Stored records:
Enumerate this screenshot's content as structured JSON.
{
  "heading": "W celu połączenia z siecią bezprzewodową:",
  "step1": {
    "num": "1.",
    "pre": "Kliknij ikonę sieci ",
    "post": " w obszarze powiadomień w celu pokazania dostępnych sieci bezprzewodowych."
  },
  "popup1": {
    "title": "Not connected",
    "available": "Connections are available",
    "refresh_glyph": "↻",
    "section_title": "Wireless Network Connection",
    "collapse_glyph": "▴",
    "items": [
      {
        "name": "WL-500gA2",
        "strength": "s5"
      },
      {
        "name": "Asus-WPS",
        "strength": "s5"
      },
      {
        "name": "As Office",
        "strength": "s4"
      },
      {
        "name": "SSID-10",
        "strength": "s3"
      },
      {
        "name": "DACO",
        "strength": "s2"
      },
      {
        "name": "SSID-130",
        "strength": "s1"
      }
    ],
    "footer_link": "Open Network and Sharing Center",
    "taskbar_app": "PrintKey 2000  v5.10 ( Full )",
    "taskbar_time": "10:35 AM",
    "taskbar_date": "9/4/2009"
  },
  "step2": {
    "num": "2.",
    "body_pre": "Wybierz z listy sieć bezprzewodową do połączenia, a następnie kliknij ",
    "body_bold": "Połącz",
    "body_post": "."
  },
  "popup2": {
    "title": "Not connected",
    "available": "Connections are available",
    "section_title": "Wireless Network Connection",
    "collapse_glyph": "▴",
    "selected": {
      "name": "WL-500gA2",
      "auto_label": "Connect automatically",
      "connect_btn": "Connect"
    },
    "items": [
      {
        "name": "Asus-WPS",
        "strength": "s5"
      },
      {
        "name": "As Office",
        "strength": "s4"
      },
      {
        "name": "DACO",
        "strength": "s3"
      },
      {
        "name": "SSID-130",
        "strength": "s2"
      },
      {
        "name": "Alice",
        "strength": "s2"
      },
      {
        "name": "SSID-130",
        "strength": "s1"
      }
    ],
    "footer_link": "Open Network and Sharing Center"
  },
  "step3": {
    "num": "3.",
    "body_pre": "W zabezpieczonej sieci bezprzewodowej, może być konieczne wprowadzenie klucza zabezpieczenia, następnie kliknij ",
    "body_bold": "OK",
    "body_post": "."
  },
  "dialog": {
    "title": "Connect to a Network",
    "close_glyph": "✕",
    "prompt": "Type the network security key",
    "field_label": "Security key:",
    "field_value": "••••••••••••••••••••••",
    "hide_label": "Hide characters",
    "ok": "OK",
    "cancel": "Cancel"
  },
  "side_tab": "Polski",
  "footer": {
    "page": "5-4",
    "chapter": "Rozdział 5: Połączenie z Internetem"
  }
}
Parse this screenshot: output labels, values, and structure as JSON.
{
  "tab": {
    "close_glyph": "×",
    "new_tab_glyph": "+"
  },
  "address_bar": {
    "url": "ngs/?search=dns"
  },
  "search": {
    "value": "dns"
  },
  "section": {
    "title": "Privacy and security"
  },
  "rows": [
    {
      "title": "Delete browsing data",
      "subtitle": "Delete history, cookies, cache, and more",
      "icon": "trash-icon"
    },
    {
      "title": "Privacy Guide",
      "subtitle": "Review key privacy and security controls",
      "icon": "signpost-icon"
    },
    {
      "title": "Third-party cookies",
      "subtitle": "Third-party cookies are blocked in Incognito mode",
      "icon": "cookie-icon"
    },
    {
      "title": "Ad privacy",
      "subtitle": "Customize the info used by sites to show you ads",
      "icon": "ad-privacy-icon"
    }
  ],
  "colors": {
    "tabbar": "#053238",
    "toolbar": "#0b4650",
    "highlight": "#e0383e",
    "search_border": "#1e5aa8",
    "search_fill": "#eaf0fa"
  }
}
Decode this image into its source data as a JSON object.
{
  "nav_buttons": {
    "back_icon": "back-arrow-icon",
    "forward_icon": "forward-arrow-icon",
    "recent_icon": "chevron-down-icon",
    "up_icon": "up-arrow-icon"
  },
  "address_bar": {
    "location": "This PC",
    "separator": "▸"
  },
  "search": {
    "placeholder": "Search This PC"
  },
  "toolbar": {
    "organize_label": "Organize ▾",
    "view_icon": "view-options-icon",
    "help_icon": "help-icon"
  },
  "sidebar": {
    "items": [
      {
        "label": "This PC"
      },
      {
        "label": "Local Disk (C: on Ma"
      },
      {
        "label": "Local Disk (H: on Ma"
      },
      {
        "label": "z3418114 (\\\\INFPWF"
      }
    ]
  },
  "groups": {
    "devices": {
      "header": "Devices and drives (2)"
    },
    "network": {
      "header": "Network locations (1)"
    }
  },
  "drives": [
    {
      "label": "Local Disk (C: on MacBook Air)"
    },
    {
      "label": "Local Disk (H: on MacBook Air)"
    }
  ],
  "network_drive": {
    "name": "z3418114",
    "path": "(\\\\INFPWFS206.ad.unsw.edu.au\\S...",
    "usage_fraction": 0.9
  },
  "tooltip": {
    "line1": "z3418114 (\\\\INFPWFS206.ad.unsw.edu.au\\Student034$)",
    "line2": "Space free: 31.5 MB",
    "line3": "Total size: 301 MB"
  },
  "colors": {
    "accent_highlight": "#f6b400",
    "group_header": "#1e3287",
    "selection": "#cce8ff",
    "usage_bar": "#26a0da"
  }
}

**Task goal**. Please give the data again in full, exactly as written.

**Result of this exercise**.
Enumerate this screenshot's content as structured JSON.
{
  "heading": "W celu połączenia z siecią bezprzewodową:",
  "step1": {
    "num": "1.",
    "pre": "Kliknij ikonę sieci ",
    "post": " w obszarze powiadomień w celu pokazania dostępnych sieci bezprzewodowych."
  },
  "popup1": {
    "title": "Not connected",
    "available": "Connections are available",
    "refresh_glyph": "↻",
    "section_title": "Wireless Network Connection",
    "collapse_glyph": "▴",
    "items": [
      {
        "name": "WL-500gA2",
        "strength": "s5"
      },
      {
        "name": "Asus-WPS",
        "strength": "s5"
      },
      {
        "name": "As Office",
        "strength": "s4"
      },
      {
        "name": "SSID-10",
        "strength": "s3"
      },
      {
        "name": "DACO",
        "strength": "s2"
      },
      {
        "name": "SSID-130",
        "strength": "s1"
      }
    ],
    "footer_link": "Open Network and Sharing Center",
    "taskbar_app": "PrintKey 2000  v5.10 ( Full )",
    "taskbar_time": "10:35 AM",
    "taskbar_date": "9/4/2009"
  },
  "step2": {
    "num": "2.",
    "body_pre": "Wybierz z listy sieć bezprzewodową do połączenia, a następnie kliknij ",
    "body_bold": "Połącz",
    "body_post": "."
  },
  "popup2": {
    "title": "Not connected",
    "available": "Connections are available",
    "section_title": "Wireless Network Connection",
    "collapse_glyph": "▴",
    "selected": {
      "name": "WL-500gA2",
      "auto_label": "Connect automatically",
      "connect_btn": "Connect"
    },
    "items": [
      {
        "name": "Asus-WPS",
        "strength": "s5"
      },
      {
        "name": "As Office",
        "strength": "s4"
      },
      {
        "name": "DACO",
        "strength": "s3"
      },
      {
        "name": "SSID-130",
        "strength": "s2"
      },
      {
        "name": "Alice",
        "strength": "s2"
      },
      {
        "name": "SSID-130",
        "strength": "s1"
      }
    ],
    "footer_link": "Open Network and Sharing Center"
  },
  "step3": {
    "num": "3.",
    "body_pre": "W zabezpieczonej sieci bezprzewodowej, może być konieczne wprowadzenie klucza zabezpieczenia, następnie kliknij ",
    "body_bold": "OK",
    "body_post": "."
  },
  "dialog": {
    "title": "Connect to a Network",
    "close_glyph": "✕",
    "prompt": "Type the network security key",
    "field_label": "Security key:",
    "field_value": "••••••••••••••••••••••",
    "hide_label": "Hide characters",
    "ok": "OK",
    "cancel": "Cancel"
  },
  "side_tab": "Polski",
  "footer": {
    "page": "5-4",
    "chapter": "Rozdział 5: Połączenie z Internetem"
  }
}
Parse this screenshot: output labels, values, and structure as JSON.
{
  "tab": {
    "close_glyph": "×",
    "new_tab_glyph": "+"
  },
  "address_bar": {
    "url": "ngs/?search=dns"
  },
  "search": {
    "value": "dns"
  },
  "section": {
    "title": "Privacy and security"
  },
  "rows": [
    {
      "title": "Delete browsing data",
      "subtitle": "Delete history, cookies, cache, and more",
      "icon": "trash-icon"
    },
    {
      "title": "Privacy Guide",
      "subtitle": "Review key privacy and security controls",
      "icon": "signpost-icon"
    },
    {
      "title": "Third-party cookies",
      "subtitle": "Third-party cookies are blocked in Incognito mode",
      "icon": "cookie-icon"
    },
    {
      "title": "Ad privacy",
      "subtitle": "Customize the info used by sites to show you ads",
      "icon": "ad-privacy-icon"
    }
  ],
  "colors": {
    "tabbar": "#053238",
    "toolbar": "#0b4650",
    "highlight": "#e0383e",
    "search_border": "#1e5aa8",
    "search_fill": "#eaf0fa"
  }
}
Decode this image into its source data as a JSON object.
{
  "nav_buttons": {
    "back_icon": "back-arrow-icon",
    "forward_icon": "forward-arrow-icon",
    "recent_icon": "chevron-down-icon",
    "up_icon": "up-arrow-icon"
  },
  "address_bar": {
    "location": "This PC",
    "separator": "▸"
  },
  "search": {
    "placeholder": "Search This PC"
  },
  "toolbar": {
    "organize_label": "Organize ▾",
    "view_icon": "view-options-icon",
    "help_icon": "help-icon"
  },
  "sidebar": {
    "items": [
      {
        "label": "This PC"
      },
      {
        "label": "Local Disk (C: on Ma"
      },
      {
        "label": "Local Disk (H: on Ma"
      },
      {
        "label": "z3418114 (\\\\INFPWF"
      }
    ]
  },
  "groups": {
    "devices": {
      "header": "Devices and drives (2)"
    },
    "network": {
      "header": "Network locations (1)"
    }
  },
  "drives": [
    {
      "label": "Local Disk (C: on MacBook Air)"
    },
    {
      "label": "Local Disk (H: on MacBook Air)"
    }
  ],
  "network_drive": {
    "name": "z3418114",
    "path": "(\\\\INFPWFS206.ad.unsw.edu.au\\S...",
    "usage_fraction": 0.9
  },
  "tooltip": {
    "line1": "z3418114 (\\\\INFPWFS206.ad.unsw.edu.au\\Student034$)",
    "line2": "Space free: 31.5 MB",
    "line3": "Total size: 301 MB"
  },
  "colors": {
    "accent_highlight": "#f6b400",
    "group_header": "#1e3287",
    "selection": "#cce8ff",
    "usage_bar": "#26a0da"
  }
}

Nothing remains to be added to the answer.